--- Records to use Enclosed Below ---
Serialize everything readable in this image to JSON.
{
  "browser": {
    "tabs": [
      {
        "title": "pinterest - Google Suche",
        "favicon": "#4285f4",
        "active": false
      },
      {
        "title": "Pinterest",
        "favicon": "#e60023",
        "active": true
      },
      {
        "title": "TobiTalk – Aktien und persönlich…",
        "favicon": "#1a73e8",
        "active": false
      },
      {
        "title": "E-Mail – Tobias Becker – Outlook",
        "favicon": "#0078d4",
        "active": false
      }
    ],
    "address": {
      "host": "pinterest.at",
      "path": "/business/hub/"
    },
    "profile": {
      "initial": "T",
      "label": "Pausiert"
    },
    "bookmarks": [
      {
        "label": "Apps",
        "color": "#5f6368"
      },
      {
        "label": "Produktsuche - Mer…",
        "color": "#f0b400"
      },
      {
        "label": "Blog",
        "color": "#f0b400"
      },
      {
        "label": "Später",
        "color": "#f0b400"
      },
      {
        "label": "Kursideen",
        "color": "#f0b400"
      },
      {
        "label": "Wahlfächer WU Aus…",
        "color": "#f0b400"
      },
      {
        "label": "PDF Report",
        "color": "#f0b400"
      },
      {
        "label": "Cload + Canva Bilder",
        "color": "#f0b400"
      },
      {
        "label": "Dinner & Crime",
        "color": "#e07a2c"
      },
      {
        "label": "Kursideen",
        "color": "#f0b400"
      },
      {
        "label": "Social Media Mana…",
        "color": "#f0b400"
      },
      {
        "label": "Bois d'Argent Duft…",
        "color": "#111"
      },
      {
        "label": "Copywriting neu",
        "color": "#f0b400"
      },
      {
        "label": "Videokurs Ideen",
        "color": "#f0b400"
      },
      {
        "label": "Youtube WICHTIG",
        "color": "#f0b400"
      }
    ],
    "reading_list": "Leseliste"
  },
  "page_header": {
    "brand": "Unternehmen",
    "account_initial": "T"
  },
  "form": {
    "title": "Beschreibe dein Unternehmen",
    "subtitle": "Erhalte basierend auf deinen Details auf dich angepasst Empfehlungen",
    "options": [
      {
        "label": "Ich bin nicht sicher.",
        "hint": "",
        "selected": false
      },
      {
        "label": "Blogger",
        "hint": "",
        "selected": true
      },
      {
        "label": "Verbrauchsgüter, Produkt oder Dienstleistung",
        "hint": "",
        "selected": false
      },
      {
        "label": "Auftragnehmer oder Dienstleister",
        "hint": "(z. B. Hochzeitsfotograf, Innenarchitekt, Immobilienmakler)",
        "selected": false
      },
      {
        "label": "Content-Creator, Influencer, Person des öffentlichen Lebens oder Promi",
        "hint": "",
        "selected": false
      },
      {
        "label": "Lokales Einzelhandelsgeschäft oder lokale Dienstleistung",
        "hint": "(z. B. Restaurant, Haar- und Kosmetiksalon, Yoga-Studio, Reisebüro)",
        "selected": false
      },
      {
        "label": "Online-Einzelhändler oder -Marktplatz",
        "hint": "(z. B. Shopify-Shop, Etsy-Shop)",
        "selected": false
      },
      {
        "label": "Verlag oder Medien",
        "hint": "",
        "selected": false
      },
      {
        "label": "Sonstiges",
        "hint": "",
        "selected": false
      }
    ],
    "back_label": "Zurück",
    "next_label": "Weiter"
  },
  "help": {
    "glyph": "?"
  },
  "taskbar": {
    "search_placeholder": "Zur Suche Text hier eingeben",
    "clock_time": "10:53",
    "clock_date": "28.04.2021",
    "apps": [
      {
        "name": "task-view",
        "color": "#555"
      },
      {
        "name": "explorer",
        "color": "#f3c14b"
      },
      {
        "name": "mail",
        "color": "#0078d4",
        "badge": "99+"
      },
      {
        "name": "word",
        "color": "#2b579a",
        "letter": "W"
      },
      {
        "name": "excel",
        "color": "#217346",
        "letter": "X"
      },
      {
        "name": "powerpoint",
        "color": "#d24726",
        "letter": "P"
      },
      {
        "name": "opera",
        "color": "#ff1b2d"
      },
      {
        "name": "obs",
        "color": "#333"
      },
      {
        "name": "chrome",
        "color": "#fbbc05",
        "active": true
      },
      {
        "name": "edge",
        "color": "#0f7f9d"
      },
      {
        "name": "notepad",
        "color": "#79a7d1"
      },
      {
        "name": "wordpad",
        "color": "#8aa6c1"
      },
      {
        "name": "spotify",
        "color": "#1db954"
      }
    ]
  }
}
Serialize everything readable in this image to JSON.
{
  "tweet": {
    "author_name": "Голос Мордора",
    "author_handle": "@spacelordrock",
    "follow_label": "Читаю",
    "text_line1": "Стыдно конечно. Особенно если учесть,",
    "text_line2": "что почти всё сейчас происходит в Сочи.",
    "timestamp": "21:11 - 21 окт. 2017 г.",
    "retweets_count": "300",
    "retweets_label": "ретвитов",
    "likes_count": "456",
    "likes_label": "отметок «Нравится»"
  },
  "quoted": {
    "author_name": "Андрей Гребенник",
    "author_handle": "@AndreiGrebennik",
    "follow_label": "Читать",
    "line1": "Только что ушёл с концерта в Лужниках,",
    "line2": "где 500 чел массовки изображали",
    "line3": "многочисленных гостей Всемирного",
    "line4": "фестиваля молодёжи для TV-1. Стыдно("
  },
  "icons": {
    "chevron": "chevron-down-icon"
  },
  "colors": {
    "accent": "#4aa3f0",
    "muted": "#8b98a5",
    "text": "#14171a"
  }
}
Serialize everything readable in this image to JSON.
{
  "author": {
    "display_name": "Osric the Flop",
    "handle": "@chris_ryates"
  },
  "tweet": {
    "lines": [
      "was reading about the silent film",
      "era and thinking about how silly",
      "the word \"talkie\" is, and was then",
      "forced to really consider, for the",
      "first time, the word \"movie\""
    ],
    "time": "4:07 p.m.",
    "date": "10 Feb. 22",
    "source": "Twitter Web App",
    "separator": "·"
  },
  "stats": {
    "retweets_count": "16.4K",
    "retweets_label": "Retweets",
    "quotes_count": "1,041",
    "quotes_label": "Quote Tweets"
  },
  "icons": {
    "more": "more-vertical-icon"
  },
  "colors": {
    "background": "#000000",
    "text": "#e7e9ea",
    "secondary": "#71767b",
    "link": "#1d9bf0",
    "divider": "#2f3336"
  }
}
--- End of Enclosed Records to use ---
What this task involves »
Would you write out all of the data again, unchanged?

Solution to the problem »
Serialize everything readable in this image to JSON.
{
  "browser": {
    "tabs": [
      {
        "title": "pinterest - Google Suche",
        "favicon": "#4285f4",
        "active": false
      },
      {
        "title": "Pinterest",
        "favicon": "#e60023",
        "active": true
      },
      {
        "title": "TobiTalk – Aktien und persönlich…",
        "favicon": "#1a73e8",
        "active": false
      },
      {
        "title": "E-Mail – Tobias Becker – Outlook",
        "favicon": "#0078d4",
        "active": false
      }
    ],
    "address": {
      "host": "pinterest.at",
      "path": "/business/hub/"
    },
    "profile": {
      "initial": "T",
      "label": "Pausiert"
    },
    "bookmarks": [
      {
        "label": "Apps",
        "color": "#5f6368"
      },
      {
        "label": "Produktsuche - Mer…",
        "color": "#f0b400"
      },
      {
        "label": "Blog",
        "color": "#f0b400"
      },
      {
        "label": "Später",
        "color": "#f0b400"
      },
      {
        "label": "Kursideen",
        "color": "#f0b400"
      },
      {
        "label": "Wahlfächer WU Aus…",
        "color": "#f0b400"
      },
      {
        "label": "PDF Report",
        "color": "#f0b400"
      },
      {
        "label": "Cload + Canva Bilder",
        "color": "#f0b400"
      },
      {
        "label": "Dinner & Crime",
        "color": "#e07a2c"
      },
      {
        "label": "Kursideen",
        "color": "#f0b400"
      },
      {
        "label": "Social Media Mana…",
        "color": "#f0b400"
      },
      {
        "label": "Bois d'Argent Duft…",
        "color": "#111"
      },
      {
        "label": "Copywriting neu",
        "color": "#f0b400"
      },
      {
        "label": "Videokurs Ideen",
        "color": "#f0b400"
      },
      {
        "label": "Youtube WICHTIG",
        "color": "#f0b400"
      }
    ],
    "reading_list": "Leseliste"
  },
  "page_header": {
    "brand": "Unternehmen",
    "account_initial": "T"
  },
  "form": {
    "title": "Beschreibe dein Unternehmen",
    "subtitle": "Erhalte basierend auf deinen Details auf dich angepasst Empfehlungen",
    "options": [
      {
        "label": "Ich bin nicht sicher.",
        "hint": "",
        "selected": false
      },
      {
        "label": "Blogger",
        "hint": "",
        "selected": true
      },
      {
        "label": "Verbrauchsgüter, Produkt oder Dienstleistung",
        "hint": "",
        "selected": false
      },
      {
        "label": "Auftragnehmer oder Dienstleister",
        "hint": "(z. B. Hochzeitsfotograf, Innenarchitekt, Immobilienmakler)",
        "selected": false
      },
      {
        "label": "Content-Creator, Influencer, Person des öffentlichen Lebens oder Promi",
        "hint": "",
        "selected": false
      },
      {
        "label": "Lokales Einzelhandelsgeschäft oder lokale Dienstleistung",
        "hint": "(z. B. Restaurant, Haar- und Kosmetiksalon, Yoga-Studio, Reisebüro)",
        "selected": false
      },
      {
        "label": "Online-Einzelhändler oder -Marktplatz",
        "hint": "(z. B. Shopify-Shop, Etsy-Shop)",
        "selected": false
      },
      {
        "label": "Verlag oder Medien",
        "hint": "",
        "selected": false
      },
      {
        "label": "Sonstiges",
        "hint": "",
        "selected": false
      }
    ],
    "back_label": "Zurück",
    "next_label": "Weiter"
  },
  "help": {
    "glyph": "?"
  },
  "taskbar": {
    "search_placeholder": "Zur Suche Text hier eingeben",
    "clock_time": "10:53",
    "clock_date": "28.04.2021",
    "apps": [
      {
        "name": "task-view",
        "color": "#555"
      },
      {
        "name": "explorer",
        "color": "#f3c14b"
      },
      {
        "name": "mail",
        "color": "#0078d4",
        "badge": "99+"
      },
      {
        "name": "word",
        "color": "#2b579a",
        "letter": "W"
      },
      {
        "name": "excel",
        "color": "#217346",
        "letter": "X"
      },
      {
        "name": "powerpoint",
        "color": "#d24726",
        "letter": "P"
      },
      {
        "name": "opera",
        "color": "#ff1b2d"
      },
      {
        "name": "obs",
        "color": "#333"
      },
      {
        "name": "chrome",
        "color": "#fbbc05",
        "active": true
      },
      {
        "name": "edge",
        "color": "#0f7f9d"
      },
      {
        "name": "notepad",
        "color": "#79a7d1"
      },
      {
        "name": "wordpad",
        "color": "#8aa6c1"
      },
      {
        "name": "spotify",
        "color": "#1db954"
      }
    ]
  }
}
Serialize everything readable in this image to JSON.
{
  "tweet": {
    "author_name": "Голос Мордора",
    "author_handle": "@spacelordrock",
    "follow_label": "Читаю",
    "text_line1": "Стыдно конечно. Особенно если учесть,",
    "text_line2": "что почти всё сейчас происходит в Сочи.",
    "timestamp": "21:11 - 21 окт. 2017 г.",
    "retweets_count": "300",
    "retweets_label": "ретвитов",
    "likes_count": "456",
    "likes_label": "отметок «Нравится»"
  },
  "quoted": {
    "author_name": "Андрей Гребенник",
    "author_handle": "@AndreiGrebennik",
    "follow_label": "Читать",
    "line1": "Только что ушёл с концерта в Лужниках,",
    "line2": "где 500 чел массовки изображали",
    "line3": "многочисленных гостей Всемирного",
    "line4": "фестиваля молодёжи для TV-1. Стыдно("
  },
  "icons": {
    "chevron": "chevron-down-icon"
  },
  "colors": {
    "accent": "#4aa3f0",
    "muted": "#8b98a5",
    "text": "#14171a"
  }
}
Serialize everything readable in this image to JSON.
{
  "author": {
    "display_name": "Osric the Flop",
    "handle": "@chris_ryates"
  },
  "tweet": {
    "lines": [
      "was reading about the silent film",
      "era and thinking about how silly",
      "the word \"talkie\" is, and was then",
      "forced to really consider, for the",
      "first time, the word \"movie\""
    ],
    "time": "4:07 p.m.",
    "date": "10 Feb. 22",
    "source": "Twitter Web App",
    "separator": "·"
  },
  "stats": {
    "retweets_count": "16.4K",
    "retweets_label": "Retweets",
    "quotes_count": "1,041",
    "quotes_label": "Quote Tweets"
  },
  "icons": {
    "more": "more-vertical-icon"
  },
  "colors": {
    "background": "#000000",
    "text": "#e7e9ea",
    "secondary": "#71767b",
    "link": "#1d9bf0",
    "divider": "#2f3336"
  }
}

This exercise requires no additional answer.